The pacing is well-done and the story moves at an enjoyable rate. I was never bored at any point during the novella, one thing that I think really helped was that travelling was completely cut from the story which focused on the brief lead-up to Constanix and the actual campaign on the planet itself. Thorpe’s Raven Guard are a very interesting group to read about, the multiple divides between the Legionnaires that are outlined in the book show how different each group of Raven Guard is from the others and hopefully once another RG novel comes out those groups can be explored more and these divides can really be tested, but for now Thorpe did a good job in showcasing the differences between each one briefly in the story. I also enjoyed his depiction of the Mechanicus and their logical approach to everything, and how Corax viewed it and their religious beliefs.

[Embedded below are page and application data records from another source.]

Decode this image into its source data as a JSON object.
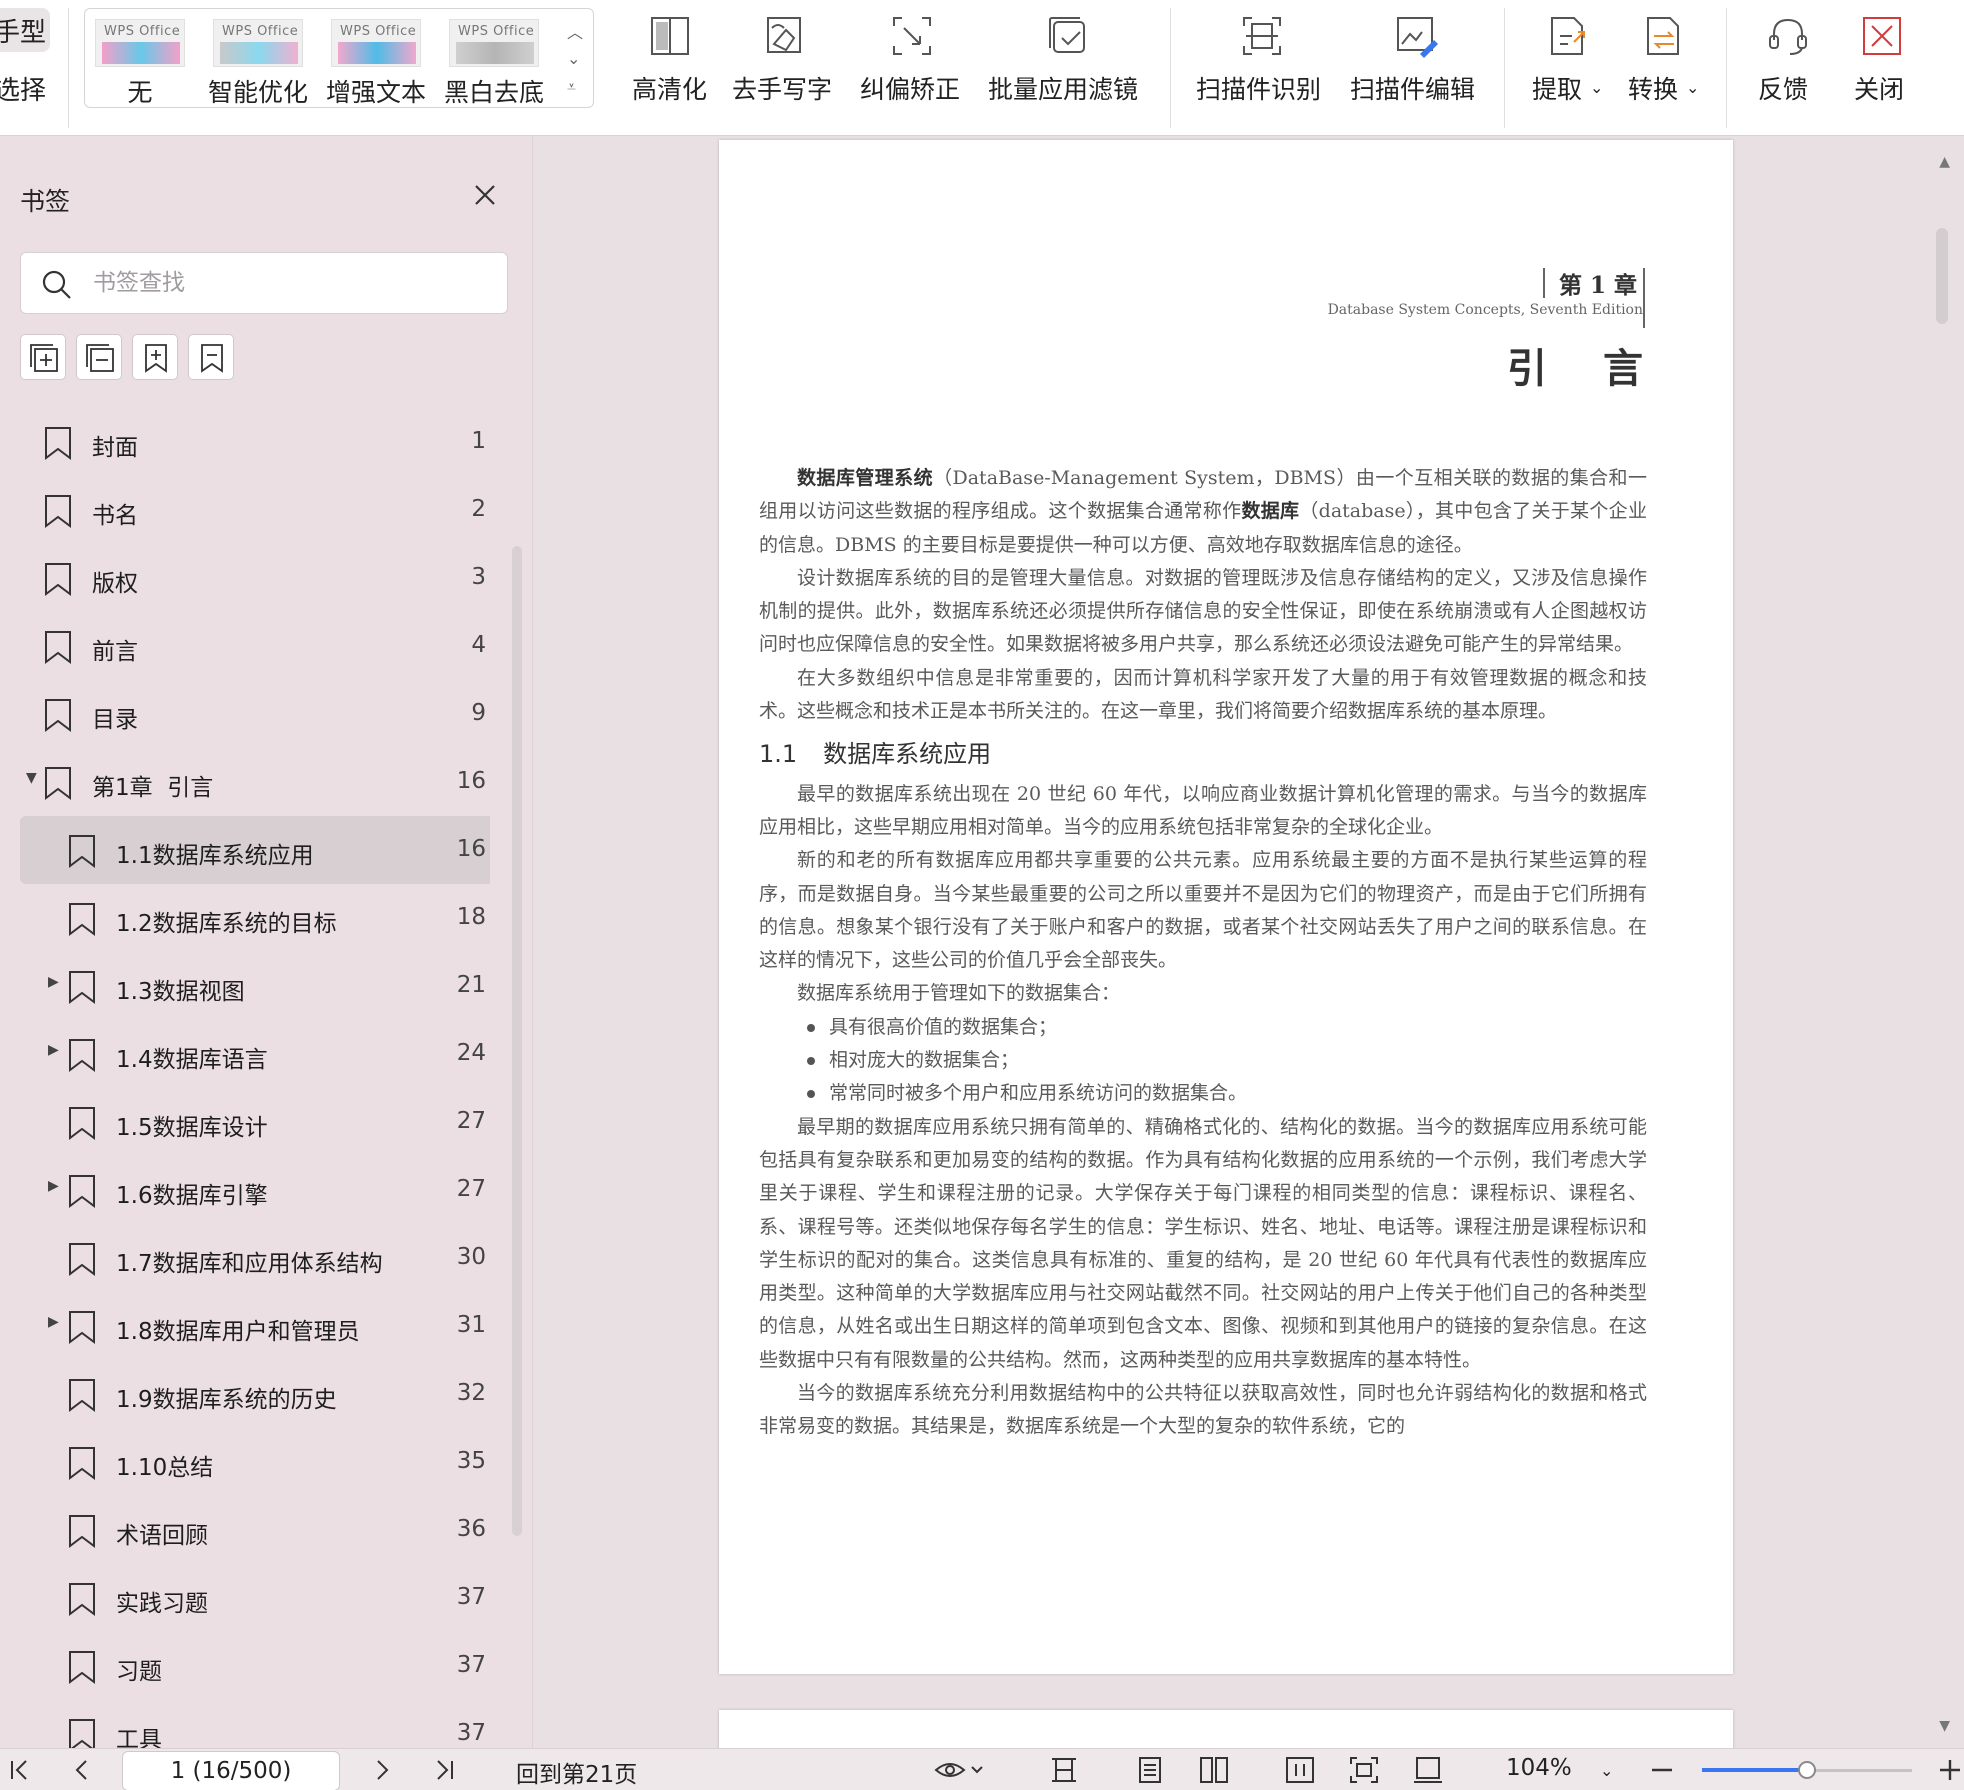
{
  "toolbar": {
    "cut_top": "手型",
    "cut_bottom": "选择",
    "filters": [
      {
        "label": "无",
        "logo": "WPS Office"
      },
      {
        "label": "智能优化",
        "logo": "WPS Office"
      },
      {
        "label": "增强文本",
        "logo": "WPS Office"
      },
      {
        "label": "黑白去底",
        "logo": "WPS Office"
      }
    ],
    "tools": [
      {
        "label": "高清化"
      },
      {
        "label": "去手写字"
      },
      {
        "label": "纠偏矫正"
      },
      {
        "label": "批量应用滤镜"
      },
      {
        "label": "扫描件识别"
      },
      {
        "label": "扫描件编辑"
      },
      {
        "label": "提取"
      },
      {
        "label": "转换"
      },
      {
        "label": "反馈"
      },
      {
        "label": "关闭"
      }
    ]
  },
  "sidebar": {
    "title": "书签",
    "search_placeholder": "书签查找",
    "items": [
      {
        "label": "封面",
        "page": "1"
      },
      {
        "label": "书名",
        "page": "2"
      },
      {
        "label": "版权",
        "page": "3"
      },
      {
        "label": "前言",
        "page": "4"
      },
      {
        "label": "目录",
        "page": "9"
      },
      {
        "label": "第1章  引言",
        "page": "16"
      },
      {
        "label": "1.1数据库系统应用",
        "page": "16"
      },
      {
        "label": "1.2数据库系统的目标",
        "page": "18"
      },
      {
        "label": "1.3数据视图",
        "page": "21"
      },
      {
        "label": "1.4数据库语言",
        "page": "24"
      },
      {
        "label": "1.5数据库设计",
        "page": "27"
      },
      {
        "label": "1.6数据库引擎",
        "page": "27"
      },
      {
        "label": "1.7数据库和应用体系结构",
        "page": "30"
      },
      {
        "label": "1.8数据库用户和管理员",
        "page": "31"
      },
      {
        "label": "1.9数据库系统的历史",
        "page": "32"
      },
      {
        "label": "1.10总结",
        "page": "35"
      },
      {
        "label": "术语回顾",
        "page": "36"
      },
      {
        "label": "实践习题",
        "page": "37"
      },
      {
        "label": "习题",
        "page": "37"
      },
      {
        "label": "工具",
        "page": "37"
      }
    ]
  },
  "document": {
    "chapter_number": "第 1 章",
    "chapter_subtitle": "Database System Concepts, Seventh Edition",
    "chapter_title": "引言",
    "p1_b1": "数据库管理系统",
    "p1_t1": "（DataBase-Management System，DBMS）由一个互相关联的数据的集合和一组用以访问这些数据的程序组成。这个数据集合通常称作",
    "p1_b2": "数据库",
    "p1_t2": "（database），其中包含了关于某个企业的信息。DBMS 的主要目标是要提供一种可以方便、高效地存取数据库信息的途径。",
    "p2": "设计数据库系统的目的是管理大量信息。对数据的管理既涉及信息存储结构的定义，又涉及信息操作机制的提供。此外，数据库系统还必须提供所存储信息的安全性保证，即使在系统崩溃或有人企图越权访问时也应保障信息的安全性。如果数据将被多用户共享，那么系统还必须设法避免可能产生的异常结果。",
    "p3": "在大多数组织中信息是非常重要的，因而计算机科学家开发了大量的用于有效管理数据的概念和技术。这些概念和技术正是本书所关注的。在这一章里，我们将简要介绍数据库系统的基本原理。",
    "section_num": "1.1",
    "section_title": "数据库系统应用",
    "p4": "最早的数据库系统出现在 20 世纪 60 年代，以响应商业数据计算机化管理的需求。与当今的数据库应用相比，这些早期应用相对简单。当今的应用系统包括非常复杂的全球化企业。",
    "p5": "新的和老的所有数据库应用都共享重要的公共元素。应用系统最主要的方面不是执行某些运算的程序，而是数据自身。当今某些最重要的公司之所以重要并不是因为它们的物理资产，而是由于它们所拥有的信息。想象某个银行没有了关于账户和客户的数据，或者某个社交网站丢失了用户之间的联系信息。在这样的情况下，这些公司的价值几乎会全部丧失。",
    "p6": "数据库系统用于管理如下的数据集合：",
    "bullets": [
      "具有很高价值的数据集合；",
      "相对庞大的数据集合；",
      "常常同时被多个用户和应用系统访问的数据集合。"
    ],
    "p7": "最早期的数据库应用系统只拥有简单的、精确格式化的、结构化的数据。当今的数据库应用系统可能包括具有复杂联系和更加易变的结构的数据。作为具有结构化数据的应用系统的一个示例，我们考虑大学里关于课程、学生和课程注册的记录。大学保存关于每门课程的相同类型的信息：课程标识、课程名、系、课程号等。还类似地保存每名学生的信息：学生标识、姓名、地址、电话等。课程注册是课程标识和学生标识的配对的集合。这类信息具有标准的、重复的结构，是 20 世纪 60 年代具有代表性的数据库应用类型。这种简单的大学数据库应用与社交网站截然不同。社交网站的用户上传关于他们自己的各种类型的信息，从姓名或出生日期这样的简单项到包含文本、图像、视频和到其他用户的链接的复杂信息。在这些数据中只有有限数量的公共结构。然而，这两种类型的应用共享数据库的基本特性。",
    "p8": "当今的数据库系统充分利用数据结构中的公共特征以获取高效性，同时也允许弱结构化的数据和格式非常易变的数据。其结果是，数据库系统是一个大型的复杂的软件系统，它的"
  },
  "status": {
    "page_indicator": "1 (16/500)",
    "back_to_page": "回到第21页",
    "zoom": "104%",
    "zoom_fraction": 0.5
  },
  "colors": {
    "accent": "#3a76f0",
    "sidebar_bg": "#ecdfe3",
    "active_item": "#d7cfd2"
  }
}
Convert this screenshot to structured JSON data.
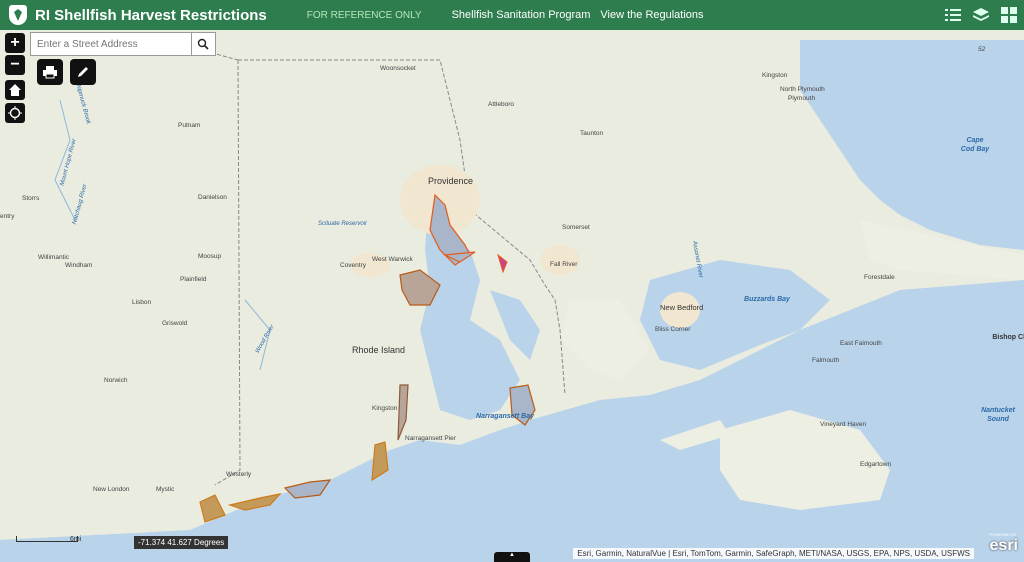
{
  "header": {
    "title": "RI Shellfish Harvest Restrictions",
    "reference": "FOR REFERENCE ONLY",
    "link1": "Shellfish Sanitation Program",
    "link2": "View the Regulations",
    "icons": [
      "legend-list-icon",
      "layers-icon",
      "apps-grid-icon"
    ]
  },
  "search": {
    "placeholder": "Enter a Street Address"
  },
  "controls": {
    "zoom_in": "+",
    "zoom_out": "−"
  },
  "map": {
    "places": [
      "Woonsocket",
      "Attleboro",
      "Kingston",
      "North Plymouth",
      "Plymouth",
      "Taunton",
      "Putnam",
      "Providence",
      "Storrs",
      "Danielson",
      "Somerset",
      "Scituate Reservoir",
      "Willimantic",
      "Windham",
      "Moosup",
      "Plainfield",
      "Coventry",
      "West Warwick",
      "Fall River",
      "Forestdale",
      "Rhode Island",
      "New Bedford",
      "Bliss Corner",
      "East Falmouth",
      "Falmouth",
      "Griswold",
      "Lisbon",
      "Norwich",
      "Kingston",
      "Narragansett Pier",
      "Westerly",
      "New London",
      "Mystic",
      "Vineyard Haven",
      "Edgartown",
      "entry"
    ],
    "water": [
      "Cape Cod Bay",
      "Buzzards Bay",
      "Narragansett Bay",
      "Nantucket Sound",
      "Bishop Cler"
    ],
    "rivers": [
      "Mount Hope River",
      "Natchaug River",
      "Nipmuck Brook",
      "Wood River",
      "Assonet River"
    ],
    "route_marker": "52"
  },
  "coordinates": "-71.374 41.627 Degrees",
  "scale_label": "6mi",
  "attribution": "Esri, Garmin, NaturalVue | Esri, TomTom, Garmin, SafeGraph, METI/NASA, USGS, EPA, NPS, USDA, USFWS",
  "esri": {
    "powered": "POWERED BY",
    "name": "esri"
  }
}
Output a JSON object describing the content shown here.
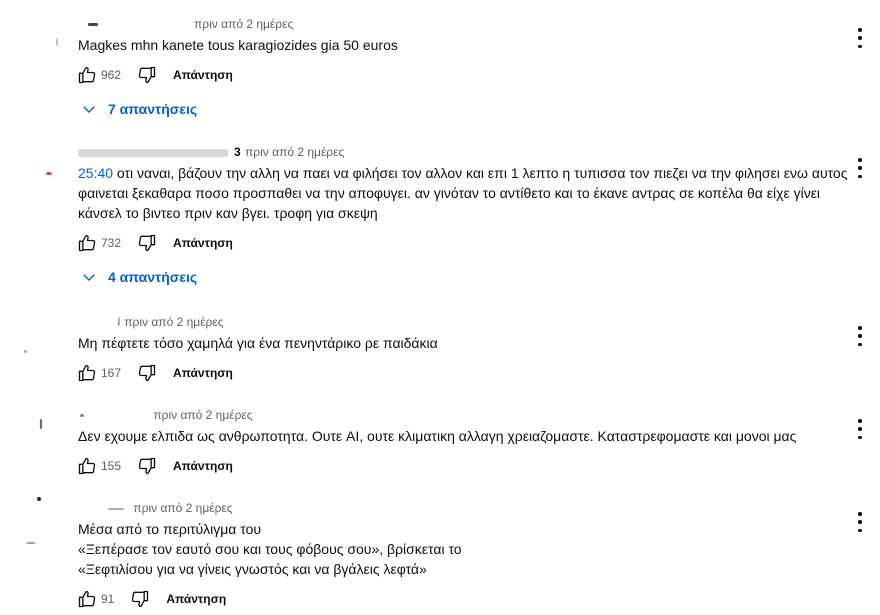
{
  "comments": [
    {
      "time": "πριν από 2 ημέρες",
      "text": "Magkes mhn kanete tous karagiozides gia 50 euros",
      "likes": "962",
      "reply_label": "Απάντηση",
      "replies_label": "7 απαντήσεις"
    },
    {
      "author_partial": "3",
      "time": "πριν από 2 ημέρες",
      "timestamp_link": "25:40",
      "text": " οτι ναναι, βάζουν την αλλη να παει να φιλήσει τον αλλον και επι 1 λεπτο η τυπισσα τον πιεζει να την φιλησει ενω αυτος φαινεται ξεκαθαρα ποσο προσπαθει να την αποφυγει. αν γινόταν το αντίθετο και το έκανε αντρας σε κοπέλα θα είχε γίνει κάνσελ το βιντεο πριν καν βγει. τροφη για σκεψη",
      "likes": "732",
      "reply_label": "Απάντηση",
      "replies_label": "4 απαντήσεις"
    },
    {
      "time": "πριν από 2 ημέρες",
      "text": "Μη πέφτετε τόσο χαμηλά για ένα πενηντάρικο ρε παιδάκια",
      "likes": "167",
      "reply_label": "Απάντηση"
    },
    {
      "time": "πριν από 2 ημέρες",
      "text": "Δεν εχουμε ελπιδα ως ανθρωποτητα. Ουτε AI, ουτε κλιματικη αλλαγη χρειαζομαστε. Καταστρεφομαστε και μονοι μας",
      "likes": "155",
      "reply_label": "Απάντηση"
    },
    {
      "time": "πριν από 2 ημέρες",
      "lines": [
        "Μέσα από το περιτύλιγμα του",
        "«Ξεπέρασε τον εαυτό σου και τους φόβους σου», βρίσκεται το",
        "«Ξεφτιλίσου για να γίνεις γνωστός και να βγάλεις λεφτά»"
      ],
      "likes": "91",
      "reply_label": "Απάντηση"
    }
  ]
}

My favourite quote, a fair few good ones in the story but this one is definitely the best in my opinion,

“Chaos may be immortal. Flesh is not.”

The ending is quite a nice moment against the bleak backdrop of the Heresy, and it’s a nice alternative to what was expressed in the pages before it. I felt it was a good place to end the novella on, though I would have liked to see how the battle ended and perhaps Agapito getting a little bit of revenge on the Word Bearers, but I suppose the latter might have upset the point his story made so I can accept that part of the ending the way it is. But I do think the novella should have been a few pages longer, just enough that we could see how the battle ended and who lived and who died. But I have no problems with what was in the epilogue and I found it to be a very touching scene.

For a good story with some very good character development and for just bringing us more of the Raven Guard who I always enjoy reading about I give Corax: Soulforge a score 8.0/10. This is definitely an enjoyable novella, one that I think fans of the Raven Guard should make it a point to read when it is released generally down the line, but if Gav Thorpe’s writing or his Raven Guard are not something you enjoy then this isn’t a novella or story that you should collect or read, as I doubt you’d like either. But I very much enjoyed the book and it’s a beautiful one to look at, and i’m glad to have it in my collection.

That’s it for this review. What will come next I am not sure, likely it will be Blighted Empire by C.L Werner or Skarsnik by Guy Haley, or something else. Have to find out when it happens. So until next time,


Lord of the Night

Lord of the Night is one of TFF’s original reviewers. He’s done quite a few for TFF and that number keeps expanding. You’ll enjoy his diverse mix of book reviews. Always a treat.